After our visit in the NICU we headed downstairs so Andy could grab ice cream (there is a little ice cream parlor in the hospital that grew to know Andy by name while we wre there so of course he had to go back & get some more!). 

I noticed that the hospital Christmas tree was still up – it was the same tree that was up last year at this time when we left the hospital. So, while we waited for Andy to make his ice cream run around the corner we played by the Cristmas tree.

sidenote: There was a baby in the NICU while we were named Kaden. He was born to a young mother who gave birth at just 24 weeks. While we were in the NICU Kaden’s isolette was just a few queues down from ours. I met Kaden’s  grandmother first. Honestly, I thought she was the mom. (She got that a lot while we were in the NICU). She told me about Kaden’s birth & his prognosis. 

At first, it was good.

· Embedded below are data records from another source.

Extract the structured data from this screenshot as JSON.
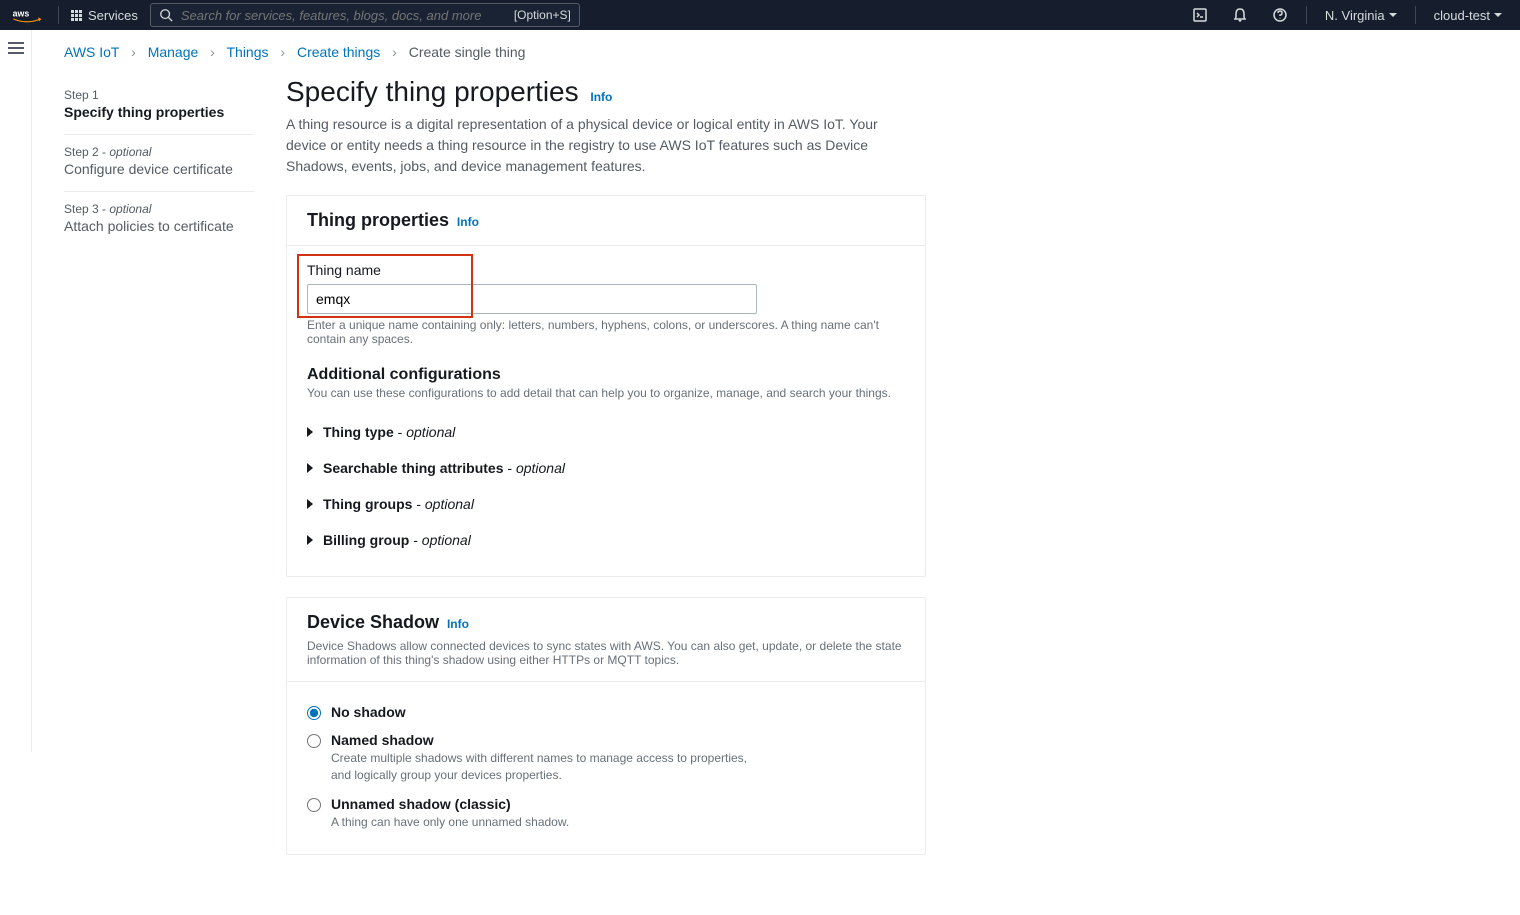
{
  "topnav": {
    "services_label": "Services",
    "search_placeholder": "Search for services, features, blogs, docs, and more",
    "search_shortcut": "[Option+S]",
    "region": "N. Virginia",
    "account": "cloud-test"
  },
  "breadcrumbs": [
    "AWS IoT",
    "Manage",
    "Things",
    "Create things",
    "Create single thing"
  ],
  "steps": [
    {
      "label": "Step 1",
      "optional": false,
      "title": "Specify thing properties",
      "active": true
    },
    {
      "label": "Step 2",
      "optional": true,
      "title": "Configure device certificate",
      "active": false
    },
    {
      "label": "Step 3",
      "optional": true,
      "title": "Attach policies to certificate",
      "active": false
    }
  ],
  "page": {
    "title": "Specify thing properties",
    "info": "Info",
    "description": "A thing resource is a digital representation of a physical device or logical entity in AWS IoT. Your device or entity needs a thing resource in the registry to use AWS IoT features such as Device Shadows, events, jobs, and device management features."
  },
  "thing_properties_panel": {
    "header": "Thing properties",
    "info": "Info",
    "name_label": "Thing name",
    "name_value": "emqx",
    "name_hint": "Enter a unique name containing only: letters, numbers, hyphens, colons, or underscores. A thing name can't contain any spaces.",
    "additional_header": "Additional configurations",
    "additional_desc": "You can use these configurations to add detail that can help you to organize, manage, and search your things.",
    "optional_word": "optional",
    "expandables": [
      {
        "label": "Thing type"
      },
      {
        "label": "Searchable thing attributes"
      },
      {
        "label": "Thing groups"
      },
      {
        "label": "Billing group"
      }
    ]
  },
  "device_shadow_panel": {
    "header": "Device Shadow",
    "info": "Info",
    "desc": "Device Shadows allow connected devices to sync states with AWS. You can also get, update, or delete the state information of this thing's shadow using either HTTPs or MQTT topics.",
    "options": [
      {
        "label": "No shadow",
        "desc": "",
        "checked": true
      },
      {
        "label": "Named shadow",
        "desc": "Create multiple shadows with different names to manage access to properties, and logically group your devices properties.",
        "checked": false
      },
      {
        "label": "Unnamed shadow (classic)",
        "desc": "A thing can have only one unnamed shadow.",
        "checked": false
      }
    ]
  }
}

Then, it wasn’t. I watched as his every function was monitored so that the doctors could figure out what was going on. There were days where he was so fragile a loud noise could cause him to Brady or De-Sat. 

On one particularly rough day I watched in horror as Kaden flat-lined 3 times in just as many hours. Each time it took half a dozen nurses to revive him. As the nurses left his bedside after the 3rd episode one of them said under their breath to another nurse, “let’s just hope he doesn’t die today.” 

Kaden remained in that same spot as we left ICU & we were eventually discharged from the hospital. 

Over the past year Andy & I have often thought of Kaden. How was he doing? None of our nurses would give us any update (regardless of how creative we were in asking our questions- they are good at honoring all those important yet annoying when you have good intentions HIPPA rules). Andy went as far as checking the obituaries a few times throughout the year because it looked that grim for Kaden while we were his NICU neighbor. And, we cared & we wanted to know. 

While we were playing by the Christmas tree Andy returned with his ice cream. I asked if we could take a few photos of Nicholas before we left. 

 As we were trying to get Nicholas’ attention for a photo, I caught a woman walking up to me from the side with a baby on her hips. As she got closer she said “I thought that was you, North Carolina”.

I turned & locked eyes with her. & immediately I cried. Kaden was perched on his grandmother’s hip as she walked up to us. 

And let me tell you, Kaden is beautiful. Andy would tell me you don’t call little boys “beautiful” but folks, this boy is beautiful. He was healthy. Plump. Full head of dark hair & onyx eyes. Sucking on his pacifier. Happy. Content. 

His grandmother went on to tell me that Kaden was in the hospital from October 2014- July 2015. He was transferred to Tampa for 2 brain operations, & came back to Golisano before he got to go home. His mother and father are married now, his father is away at basic training, and they are expecting a 2nd child- mom was in the OB wing as we spoke having some tests run which is why they just happened to be sitting in the lobby. Visiting with them on the other side of the NICU walls was perhaps one of the greatest gifts we could’ve received that day. 



PS- while visiting with our nursing team we learned that this week another couple from NC were vacationing when they surprisingly gave birth to their child prematurely. The baby is being treated by the same team in the same NICU as Nicholas. I’m trying to learn more about them to see how we might help but please keep them on your hearts as their road will be similar to ours. 

Leave a Reply

Fill in your details below or click an icon to log in:

WordPress.com Logo

You are commenting using your WordPress.com account. Log Out /  Change )

Facebook photo

You are commenting using your Facebook account. Log Out /  Change )

Connecting to %s